LAKE FOREST – One thing he told the media assembled at his introductory news conference on Tuesday at Halas Hall is that he’s someone who is transparent.

Kevin Warren was just that when talking about his acceptance of the Bears’ president and CEO job after just 3 1/2 years as the commissioner of the Big Ten. He didn’t even have to be asked about it, addressing it right away in his opening statement.

“Many people have asked me, why the Bears, why this time? It’s because of the challenge, the opportunity,” said Warren. “I trust (General manager) Ryan (Poles). I trust coach Matt (Eberflus, that we’re going to do things the right way. We’re not going to take shortcuts. We’re going to build an incredible franchise.”

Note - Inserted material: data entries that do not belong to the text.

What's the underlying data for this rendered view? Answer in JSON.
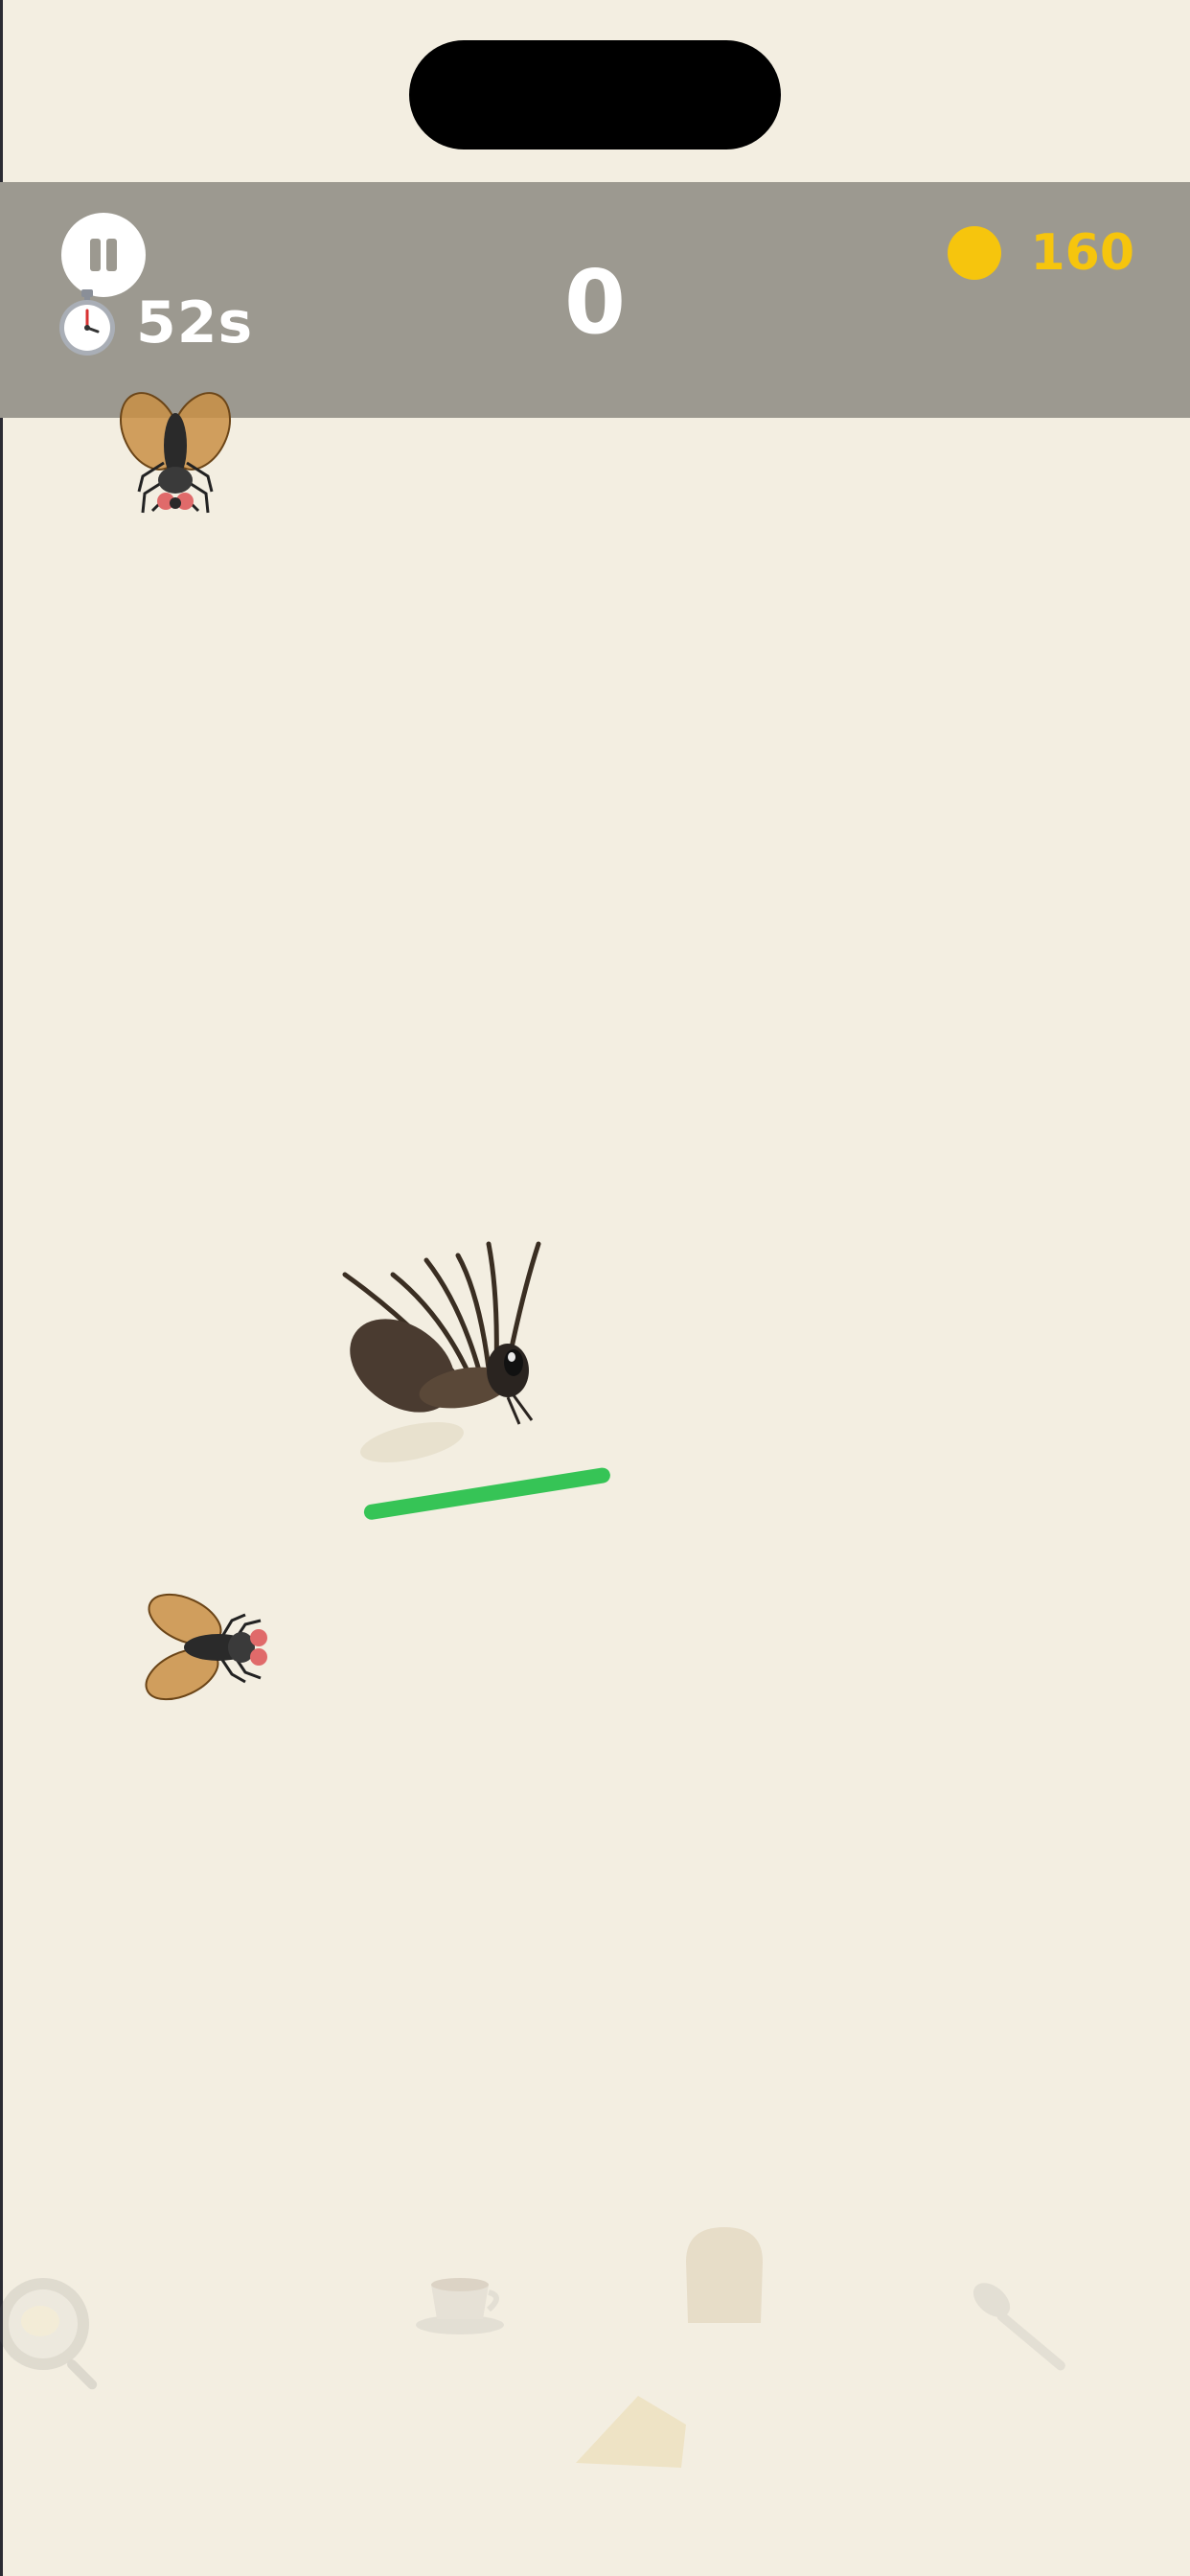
{
  "hud": {
    "timer_text": "52s",
    "score": "0",
    "coins": "160",
    "pause_icon": "pause-icon",
    "timer_icon": "stopwatch-icon",
    "coin_icon": "coin-icon"
  },
  "bugs": [
    {
      "type": "fly",
      "icon": "fly-icon"
    },
    {
      "type": "mosquito",
      "icon": "mosquito-icon",
      "health": 1.0
    },
    {
      "type": "fly",
      "icon": "fly-icon"
    }
  ],
  "background_items": [
    "frying-pan-icon",
    "coffee-cup-icon",
    "bread-icon",
    "cheese-icon",
    "spoon-icon"
  ],
  "colors": {
    "background": "#f3eee1",
    "hud_bar": "#9c9990",
    "coin": "#f6c50d",
    "health": "#36c456",
    "text": "#ffffff"
  }
}
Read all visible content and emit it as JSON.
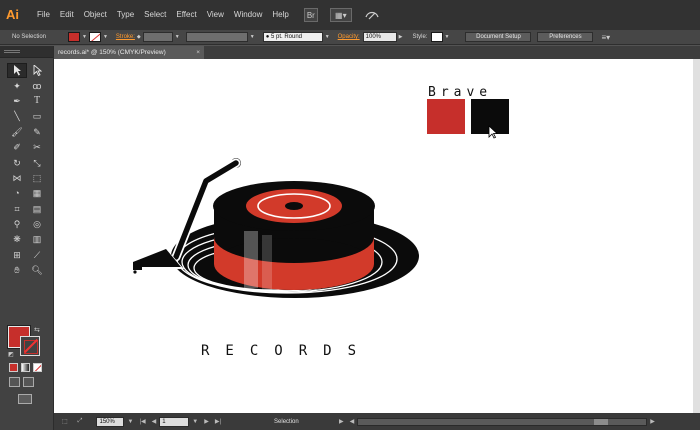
{
  "app": {
    "logo": "Ai"
  },
  "menu": [
    "File",
    "Edit",
    "Object",
    "Type",
    "Select",
    "Effect",
    "View",
    "Window",
    "Help"
  ],
  "menubar_icons": {
    "bridge": "Br",
    "arrange": "▦▾",
    "gpu": "sync-icon"
  },
  "control": {
    "selection": "No Selection",
    "stroke_label": "Stroke:",
    "stroke_weight": "",
    "brush": "5 pt. Round",
    "opacity_label": "Opacity:",
    "opacity": "100%",
    "style_label": "Style:",
    "document_setup": "Document Setup",
    "preferences": "Preferences",
    "fill_color": "#c62f2b"
  },
  "tab": {
    "title": "records.ai* @ 150% (CMYK/Preview)",
    "close": "×"
  },
  "artwork": {
    "swatch_title": "Brave",
    "swatches": [
      "#c62f2b",
      "#0b0b0b"
    ],
    "logo_text": "RECORDS",
    "colors": {
      "black": "#0b0b0b",
      "red": "#d23a2a",
      "white": "#ffffff"
    }
  },
  "status": {
    "zoom": "150%",
    "page": "1",
    "mode": "Selection"
  }
}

Warren will have a chance to mold the Bears in the way that he sees fit in one of the most powerful positions in the organization. He’s just the fifth person to hold the full time job and the first to not have a prior connection to the team.

As most executives have when joining a new organization, his goals are big, and two are of particular interest as he gets started.

“I came here to win championships, to win the NFC North, to win the NFC, to win the Super Bowl, to help shepherd and lead a stadium development project, to embrace our alumni, to embrace our history and tradition, and to embrace the absolutely incredible Chicago Bear fans,” said Warren, listing the two things that are top of mind for those around the organization as the year begins.

Warren has accomplished both of those goals in his past in the NFL, winning a Super Bowl ring with the St. Louis Rams in 1999 when he was VP of player programs & football legal counsel for the team.

As an executive VP of legal affairs, chief administrative officer, then eventually chief operating officer of the Vikings, Warren was part of the process to get US Bank Stadium built in 2016 in Minneapolis to replace the Metrodome.

He joins the Bears with his predecessor, Ted Phillips, having already helped the team sign a purchase agreement for the Arlington Park property in Arlington Heights in September 2021. As the deal looks to close in the coming months, the team continues to explore the feasibility of building a new stadium on that site.

Warren confirmed that remains the “sole focus” of the organization at the moment and will be his top priority when he officially starts work with the Bears in April. He also plans to use what he learned in Minnesota to help guide the process of building a new venue for the team.

“I think the biggest thing I learned was the fact that you need to plan before you start digging. I think what made and makes U.S. Bank Stadium so special, we spent almost a year in planning,” said Warren. “Planning is critical, and that’s what I appreciate with the McCaskeys is they support the planning process. I think that will be really critical from that standpoint. I know we’re focused on Arlington Park and that stadium development project.

“I look forward to leaning into the stadium development project, but I think the biggest thing we can do is to make sure that we’re methodical, we’re detailed, and we take the time to plan it properly.”

As that gets taken care of on the business side, Warren will be overseeing Poles and Eberflus as they look to continue the rebuilding of the product on the field. The Bears finished with an NFL-worst 3-14 record in 2022 but the team possesses the No. 1 overall draft pick along with around $118 million in cap room.

While a major focus for Warren will be off the field, what does he foresee being his role win the product on the field in the falls?

“One of the things I’ve learned is when you build a championship culture, the questions and the ideal and the thought process of “Who has the final say?” and all that really becomes irrelevant. Because at the end of the day, when we come out of whatever room we’re in, we have the common goal, and the common goal is to bring championships here,” said Warren in response to that question. “So I think my goal, I know every day, whether it’s football, business, whether its stadium, whether it’s league matters or dealing with ownership, is to make sure we’re prepared, we’re organized, we’re detailed, we’re methodical, and I’m there as a resource.”

Doing so with his goals clearly defined from Day 1.